# [Page and application data records]

────────────────────────────────────────

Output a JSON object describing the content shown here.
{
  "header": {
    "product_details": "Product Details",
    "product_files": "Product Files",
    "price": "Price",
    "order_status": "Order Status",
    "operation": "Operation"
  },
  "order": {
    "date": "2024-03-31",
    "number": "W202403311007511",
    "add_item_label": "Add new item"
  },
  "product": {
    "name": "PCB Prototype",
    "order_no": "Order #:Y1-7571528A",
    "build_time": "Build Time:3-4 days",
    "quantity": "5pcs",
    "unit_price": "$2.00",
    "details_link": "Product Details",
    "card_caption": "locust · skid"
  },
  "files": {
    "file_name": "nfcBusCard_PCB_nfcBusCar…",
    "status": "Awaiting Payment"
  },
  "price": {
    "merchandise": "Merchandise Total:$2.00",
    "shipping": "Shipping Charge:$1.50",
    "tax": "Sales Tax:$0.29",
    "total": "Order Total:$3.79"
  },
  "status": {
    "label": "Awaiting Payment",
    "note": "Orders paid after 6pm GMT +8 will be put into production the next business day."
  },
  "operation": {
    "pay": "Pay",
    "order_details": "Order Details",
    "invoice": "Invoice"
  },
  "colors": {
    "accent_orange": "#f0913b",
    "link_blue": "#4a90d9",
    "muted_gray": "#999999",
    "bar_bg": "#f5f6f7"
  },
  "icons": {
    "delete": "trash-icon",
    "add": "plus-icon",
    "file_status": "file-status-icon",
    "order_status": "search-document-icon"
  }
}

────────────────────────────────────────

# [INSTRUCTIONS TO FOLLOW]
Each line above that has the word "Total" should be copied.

# [COMPLETED TASK]
    "merchandise": "Merchandise Total:$2.00",
    "total": "Order Total:$3.79"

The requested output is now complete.